En EspaŅol

Q. Who is Mr. Smarty Plants?

A: There are those who suspect Wildflower Center volunteers are the culpable and capable culprits. Yet, others think staff members play some, albeit small, role. You can torture us with your plant questions, but we will never reveal the Green Guru's secret identity.

Help us grow by giving to the Plant Database Fund or by becoming a member

Did you know you can access the Native Plant Information Network with your web-enabled smartphone?

Share

Ask Mr. Smarty Plants

Ask Mr. Smarty Plants is a free service provided by the staff and volunteers at the Lady Bird Johnson Wildflower Center.

Search Smarty Plants
    
 
See a list of all Smarty Plants questions
Can't find the answer in our existing FAQs, submit a question to Mr. Smarty Plants.
Need help with plant identification, visit the plant identification page.
 
rate this answer
Not Yet Rated

Thursday - March 07, 2013

From: Austin, TX
Region: Southwest
Topic: Compost and Mulch, Trees
Title: Disposal of Ashe juniper from Austin
Answered by: Barbara Medford

QUESTION:

I am in western Travis County and we have been clearing our land of some of the Ashe Juniper. When there is not a burn ban, we burn them because there are just too many to shred. I was wondering if it would hurt our "soil" if we scattered the ashes over the land. Or any other suggestions of what to do with the ashes?

ANSWER:

First of all, we are sure you know how very frequent burn bans have been and are going to be in our continuing drought and heat in Central Texas. And, frankly, it would serve no useful purpose. Wood ash is very alkaline and guess what our soils are - alkaline.

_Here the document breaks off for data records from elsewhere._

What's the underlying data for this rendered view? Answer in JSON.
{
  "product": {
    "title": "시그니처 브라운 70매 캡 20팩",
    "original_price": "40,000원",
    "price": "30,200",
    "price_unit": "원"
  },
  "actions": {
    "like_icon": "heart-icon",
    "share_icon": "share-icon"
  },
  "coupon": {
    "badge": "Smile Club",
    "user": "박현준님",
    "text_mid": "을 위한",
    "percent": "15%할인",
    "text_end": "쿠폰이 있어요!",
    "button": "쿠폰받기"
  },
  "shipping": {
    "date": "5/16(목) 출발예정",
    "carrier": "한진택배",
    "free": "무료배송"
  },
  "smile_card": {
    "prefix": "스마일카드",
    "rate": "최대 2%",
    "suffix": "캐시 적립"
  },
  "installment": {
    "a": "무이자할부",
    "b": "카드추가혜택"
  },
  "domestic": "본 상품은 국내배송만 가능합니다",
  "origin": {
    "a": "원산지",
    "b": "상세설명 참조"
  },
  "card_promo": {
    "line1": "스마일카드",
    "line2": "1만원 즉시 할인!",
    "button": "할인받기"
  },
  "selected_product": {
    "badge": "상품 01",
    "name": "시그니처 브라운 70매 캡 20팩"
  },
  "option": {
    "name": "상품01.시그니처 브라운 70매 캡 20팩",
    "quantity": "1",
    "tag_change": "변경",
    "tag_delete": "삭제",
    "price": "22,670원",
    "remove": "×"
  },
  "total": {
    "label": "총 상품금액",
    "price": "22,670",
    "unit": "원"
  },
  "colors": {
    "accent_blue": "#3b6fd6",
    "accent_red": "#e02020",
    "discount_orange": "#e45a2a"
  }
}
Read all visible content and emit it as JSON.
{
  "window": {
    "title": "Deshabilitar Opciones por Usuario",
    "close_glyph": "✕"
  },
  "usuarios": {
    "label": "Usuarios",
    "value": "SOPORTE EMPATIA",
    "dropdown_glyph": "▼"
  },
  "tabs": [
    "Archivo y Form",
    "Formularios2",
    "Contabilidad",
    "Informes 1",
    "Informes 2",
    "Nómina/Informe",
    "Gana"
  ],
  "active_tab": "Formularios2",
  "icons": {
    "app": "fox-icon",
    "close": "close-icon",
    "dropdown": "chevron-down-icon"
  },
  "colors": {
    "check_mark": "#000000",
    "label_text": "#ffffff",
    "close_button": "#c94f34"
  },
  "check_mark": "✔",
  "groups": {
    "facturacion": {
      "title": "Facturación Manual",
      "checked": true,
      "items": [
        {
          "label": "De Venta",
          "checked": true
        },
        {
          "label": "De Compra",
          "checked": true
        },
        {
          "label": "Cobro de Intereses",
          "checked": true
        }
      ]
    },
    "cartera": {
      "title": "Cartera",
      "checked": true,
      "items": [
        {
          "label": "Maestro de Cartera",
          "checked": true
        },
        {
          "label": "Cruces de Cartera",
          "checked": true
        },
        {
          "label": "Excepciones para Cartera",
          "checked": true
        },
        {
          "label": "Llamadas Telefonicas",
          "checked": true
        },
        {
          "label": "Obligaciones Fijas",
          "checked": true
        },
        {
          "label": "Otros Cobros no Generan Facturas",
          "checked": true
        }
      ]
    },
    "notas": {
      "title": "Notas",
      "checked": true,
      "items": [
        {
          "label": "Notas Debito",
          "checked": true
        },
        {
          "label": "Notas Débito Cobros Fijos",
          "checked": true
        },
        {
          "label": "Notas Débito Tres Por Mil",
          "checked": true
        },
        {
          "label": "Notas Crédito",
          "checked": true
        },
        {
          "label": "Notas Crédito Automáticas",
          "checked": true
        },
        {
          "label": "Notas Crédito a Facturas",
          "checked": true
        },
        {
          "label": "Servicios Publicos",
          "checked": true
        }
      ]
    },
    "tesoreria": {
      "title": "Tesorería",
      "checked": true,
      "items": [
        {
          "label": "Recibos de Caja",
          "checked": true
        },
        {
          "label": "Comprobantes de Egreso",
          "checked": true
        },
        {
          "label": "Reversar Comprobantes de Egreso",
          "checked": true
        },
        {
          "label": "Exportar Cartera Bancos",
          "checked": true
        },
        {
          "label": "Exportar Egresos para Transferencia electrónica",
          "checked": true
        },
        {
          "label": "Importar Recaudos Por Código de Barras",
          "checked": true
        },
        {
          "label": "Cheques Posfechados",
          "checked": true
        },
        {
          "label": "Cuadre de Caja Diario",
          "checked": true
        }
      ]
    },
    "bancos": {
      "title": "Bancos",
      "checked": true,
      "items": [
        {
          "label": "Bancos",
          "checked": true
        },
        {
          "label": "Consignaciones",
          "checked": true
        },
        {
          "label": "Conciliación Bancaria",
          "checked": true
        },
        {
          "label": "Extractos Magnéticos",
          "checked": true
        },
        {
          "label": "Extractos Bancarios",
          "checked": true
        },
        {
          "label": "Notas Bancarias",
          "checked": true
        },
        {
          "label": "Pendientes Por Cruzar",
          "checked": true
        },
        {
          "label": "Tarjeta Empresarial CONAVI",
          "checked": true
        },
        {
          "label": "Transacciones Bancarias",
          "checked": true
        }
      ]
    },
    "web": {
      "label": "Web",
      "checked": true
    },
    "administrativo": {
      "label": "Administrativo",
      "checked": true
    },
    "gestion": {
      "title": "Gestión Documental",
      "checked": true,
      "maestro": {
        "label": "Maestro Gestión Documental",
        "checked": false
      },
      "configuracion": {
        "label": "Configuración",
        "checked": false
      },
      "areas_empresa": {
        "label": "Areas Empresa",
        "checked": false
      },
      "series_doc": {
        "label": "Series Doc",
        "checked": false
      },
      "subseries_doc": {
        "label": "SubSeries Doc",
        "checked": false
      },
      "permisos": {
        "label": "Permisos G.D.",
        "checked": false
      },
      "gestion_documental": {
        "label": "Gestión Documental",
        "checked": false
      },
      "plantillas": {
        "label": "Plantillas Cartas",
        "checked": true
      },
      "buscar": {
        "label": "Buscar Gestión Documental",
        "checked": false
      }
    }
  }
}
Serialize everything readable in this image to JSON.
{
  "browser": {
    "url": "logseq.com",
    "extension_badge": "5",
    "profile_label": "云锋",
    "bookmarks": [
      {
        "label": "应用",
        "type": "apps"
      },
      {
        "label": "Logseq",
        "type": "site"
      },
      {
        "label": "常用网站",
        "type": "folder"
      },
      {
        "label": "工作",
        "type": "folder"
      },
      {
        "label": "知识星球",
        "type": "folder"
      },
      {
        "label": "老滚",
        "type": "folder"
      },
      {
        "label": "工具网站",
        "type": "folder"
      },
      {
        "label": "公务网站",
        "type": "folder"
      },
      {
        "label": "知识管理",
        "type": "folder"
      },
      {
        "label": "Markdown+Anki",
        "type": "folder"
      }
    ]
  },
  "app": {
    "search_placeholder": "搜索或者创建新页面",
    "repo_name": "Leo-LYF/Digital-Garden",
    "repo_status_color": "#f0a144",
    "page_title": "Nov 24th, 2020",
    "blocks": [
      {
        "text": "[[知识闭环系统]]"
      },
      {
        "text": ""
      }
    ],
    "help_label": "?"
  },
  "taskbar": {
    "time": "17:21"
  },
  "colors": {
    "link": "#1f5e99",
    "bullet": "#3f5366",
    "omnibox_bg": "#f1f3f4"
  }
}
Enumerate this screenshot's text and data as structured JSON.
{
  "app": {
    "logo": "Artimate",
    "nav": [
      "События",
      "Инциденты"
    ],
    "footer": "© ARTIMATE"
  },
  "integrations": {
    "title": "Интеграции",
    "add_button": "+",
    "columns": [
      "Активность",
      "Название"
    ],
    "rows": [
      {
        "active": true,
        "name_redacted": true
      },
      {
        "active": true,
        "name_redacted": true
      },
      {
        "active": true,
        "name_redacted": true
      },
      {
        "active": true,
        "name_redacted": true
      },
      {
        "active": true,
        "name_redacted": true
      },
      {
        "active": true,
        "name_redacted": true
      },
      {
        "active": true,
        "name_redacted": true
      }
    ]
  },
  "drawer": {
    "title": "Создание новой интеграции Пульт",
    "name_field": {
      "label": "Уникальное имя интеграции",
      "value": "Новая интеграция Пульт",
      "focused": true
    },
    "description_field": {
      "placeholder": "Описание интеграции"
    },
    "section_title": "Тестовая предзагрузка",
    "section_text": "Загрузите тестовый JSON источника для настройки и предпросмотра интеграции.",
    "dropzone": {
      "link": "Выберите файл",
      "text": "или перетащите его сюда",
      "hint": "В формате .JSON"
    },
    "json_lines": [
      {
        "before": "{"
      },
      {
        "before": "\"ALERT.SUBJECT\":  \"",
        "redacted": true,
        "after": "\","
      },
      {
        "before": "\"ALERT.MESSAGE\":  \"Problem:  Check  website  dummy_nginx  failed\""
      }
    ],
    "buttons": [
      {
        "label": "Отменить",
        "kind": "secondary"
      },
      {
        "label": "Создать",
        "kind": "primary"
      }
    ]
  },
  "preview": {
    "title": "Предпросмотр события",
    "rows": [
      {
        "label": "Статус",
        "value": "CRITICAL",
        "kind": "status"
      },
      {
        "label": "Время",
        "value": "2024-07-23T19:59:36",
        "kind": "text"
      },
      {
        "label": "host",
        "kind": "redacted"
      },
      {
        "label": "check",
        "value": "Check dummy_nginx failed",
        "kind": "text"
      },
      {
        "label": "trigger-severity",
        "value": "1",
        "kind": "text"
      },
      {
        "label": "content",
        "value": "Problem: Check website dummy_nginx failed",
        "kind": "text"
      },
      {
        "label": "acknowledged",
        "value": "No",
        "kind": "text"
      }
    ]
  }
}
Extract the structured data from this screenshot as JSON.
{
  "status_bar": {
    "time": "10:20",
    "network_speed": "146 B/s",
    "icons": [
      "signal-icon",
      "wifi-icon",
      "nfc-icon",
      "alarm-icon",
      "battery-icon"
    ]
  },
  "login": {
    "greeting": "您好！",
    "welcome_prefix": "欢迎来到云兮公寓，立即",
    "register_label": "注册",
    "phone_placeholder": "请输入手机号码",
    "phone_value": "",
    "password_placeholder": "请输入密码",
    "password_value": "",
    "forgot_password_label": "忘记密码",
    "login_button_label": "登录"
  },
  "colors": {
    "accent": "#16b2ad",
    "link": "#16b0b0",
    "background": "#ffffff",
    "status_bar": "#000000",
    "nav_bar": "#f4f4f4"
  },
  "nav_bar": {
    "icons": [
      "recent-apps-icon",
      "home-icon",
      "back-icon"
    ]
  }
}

Just to reinforce my point, please read this article from Gardens Alive, answering the very same question. And, near the end of that article, note this comment:

"Oh, and if you live in a naturally alkaline area, like some of our Oklahoma and Texas listeners, you shouldn’t add any ash to your lawn or garden. Instead, try using large amounts to kill problem weeds like kudzu and thistle by raising their soil’s pH to plant-deadly levels—horticultural vinegar in reverse!"

We had never heard of that solution before, and don't know that we would recommend it. But we do feel in all our wind, a great deal of that alkaline ash would promptly blow somewere you did NOT want it. And even if you did use that treatment to kill some noxious weeds, you would then be left with soil that was damaged for a long time to come and would probably have difficulty getting anything more attractive or useful to grow there, including our own native wildflowers.

Perhaps you could reconsider shredding. There seem to be many companies around that have that service. The freshly shredded wood chips would not be suitable for use as mulch or a soil additive until they had been thoroughly composted, but for paths and areas you wanted to shade to avoid weeds coming up, they would work very well.

 

More Trees Questions

Leaves wrinkling on Tecoma stans from San Antonio TX
August 16, 2013 - My two year old esperanza (planted in the ground) froze back last winter, came back from the roots & has been doing well all summer. Recently one branch has leaves that are nice & green but very wrin...
view the full question and answer

Small to medium drought-tolerant trees for Southern California
June 01, 2012 - I am looking for drought tolerant trees to line one side of our 70 foot driveway. We live in Southern California. Currently, we have queen palms, but I would like something more native or drought to...
view the full question and answer

Bracket fungus on live oaks
October 04, 2007 - I live in Cedar Park and the house we just bought has 4 native live oaks growing in the front yard. On two of the live oaks there are bracket fungi growing at their base. Each tree just produced two n...
view the full question and answer

Evergreen tree to provide block for treehouse in Central Texas
April 02, 2010 - I live close to Austin TX and need an evergreen tree to block neighbor's newly constructed, metal roof tree house. It looms over our garden and yard - can you suggest a nice evergreen tree for hot m...
view the full question and answer

Dying Bigelow oaks in Austin
July 30, 2010 - I have several stands of Bigelow Oak (Q.sinuata var. breviloba) in NW Austin mixed with Yaupon and Cedar Elms. Several have died each year for the past 8 years. Two now have brown, dry leaves which is...
view the full question and answer

Smarty Plants's Facebook profile Support the Wildflower Center by Donating Online or Becoming a Member today.

Mr. Smarty Plants wants you to be his Facebook friend. Click the Facebook icon to add yourself to Mr. Smarty Plants list of friends.
E-NEWSLETTER | BECOME A MEMBER | DONATE NOW | MEDIA | SITEMAP
© 2014 Lady Bird Johnson Wildflower Center